Some Beverly Hills cops are getting back at a left-wing activist who takes videos of them — with a good bit of wit attached to it.
Vice News reported that Los Angeles-area activist Sennett Devermont recorded cellphone video as he was trying to talk to uniformed Beverly Hills police officers on a sidewalk last month — but the chatter was interrupted by a familiar sound.
It was coming from Officer Julian Reyes' cellphone he was holding aloft. It was an acoustic guitar, and a man singing: "Yesterday / all my troubles seemed so far away / now it looks as though they're here to stay / oh, I believe in yesterday."

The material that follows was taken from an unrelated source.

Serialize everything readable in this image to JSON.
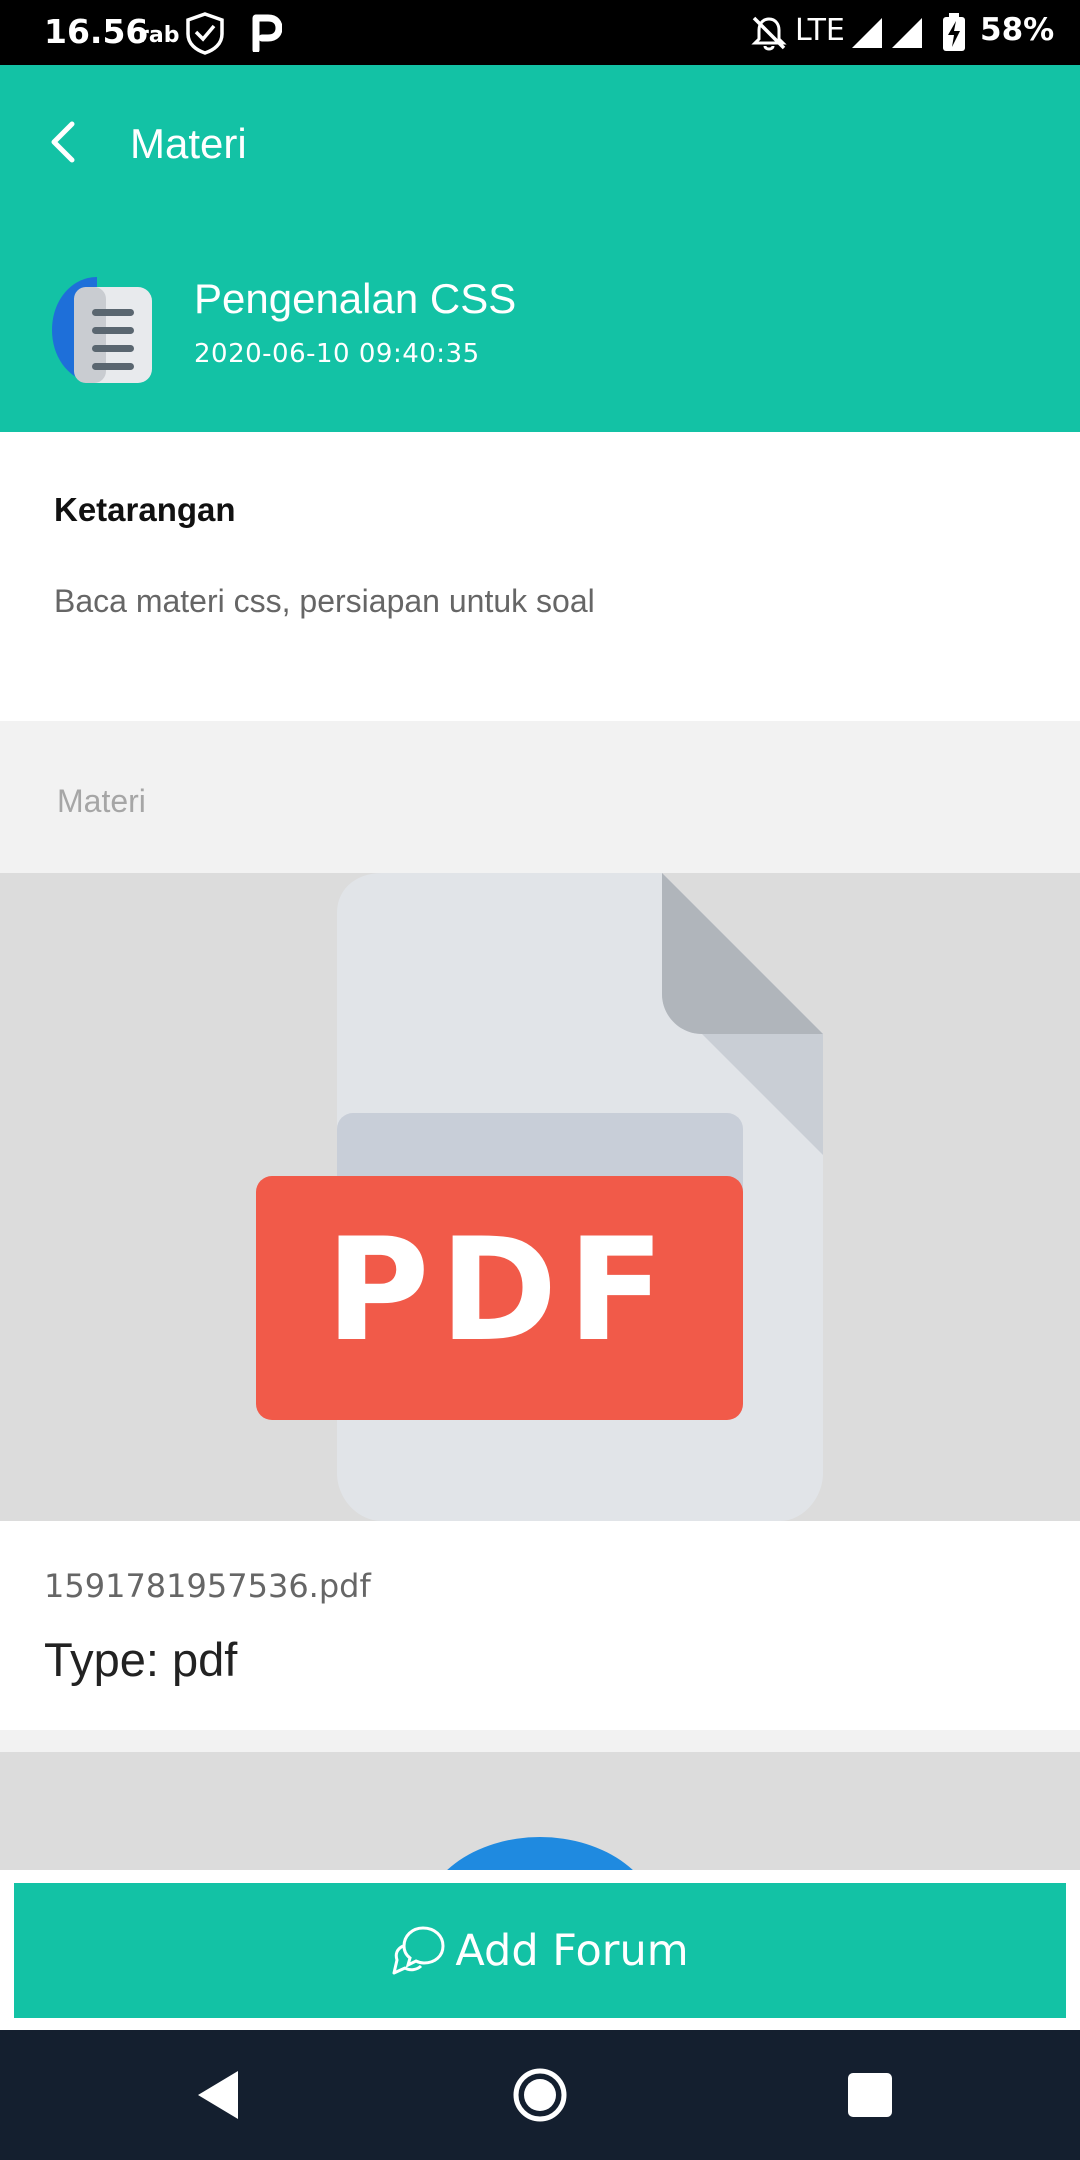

Yup, it was Paul McCartney singing the Beatles' classic "Yesterday" — arguably one of the most popular songs ever, as it was performed over 7 million times just in the 20th century — and recorded more than 1,600 times.
As you can probably guess, the Beatles rightfully are quite protective of unauthorized uses of their songs, and when they show up in videos, those clips are typically blocked.
According to Devermont, the tactic worked. He noted in his Instagram post of the interaction with police that "it seems they think playing copyrighted and licensed music will keep the word from getting out. And turns out.. they are right! I sent this video to multiple news agencies who covered the story. Most said they can't share it... why??? Because it's playing Beatles music."
Vice News said songs like "Yesterday" showing up in Instagram videos can trigger the platform's algorithmic copyright filters which can result in videos being taken down — and suspension of live streamers' accounts for repeated infractions.
A sublime idea
When the latter video began, Vice News said Devermont was talking to Sgt. Billy Fair, who used his cellphone to play "Santeria" by '90s band Sublime when Devermont was trying to talk to him in a separate video — and Devermont was quite frustrated:
More from Vice News:
This strategy isn't entirely surprising. Nick Simmons and Adam Holland, researchers at Lumen Database, which studies copyright takedowns on social media, noted last year that music in videos filmed at Black Lives Matter protests had repeatedly resulted in them being removed from social media sites on copyright grounds. They theorized that, while these removals seemed incidental, that copyright could be weaponized by police.
"Law enforcement, or indeed anyone of any ideological persuasion who was seeking to prevent videos of a particular event from being shared online, need only make sure that copyrighted audio is present with sufficiently recognizable clarity and volume in the background of a protest or other event," they wrote. "A chilling prospect indeed."
Now, we're seeing it actually happen.
What did Beverly Hills police have to say?
Beverly Hills police told Vice News in a statement that "the playing of music while accepting a complaint or answering questions is not a procedure that has been recommended by Beverly Hills Police command staff" — and that the videos of Fair were "currently under review."
To mark this sobering development, here's a live version of McCartney playing the melancholy "Yesterday" in 1965 when it was brand new:
Yesterday (With Spoken Word Intro / Live From Studio 50, New York City / 1965) youtu.be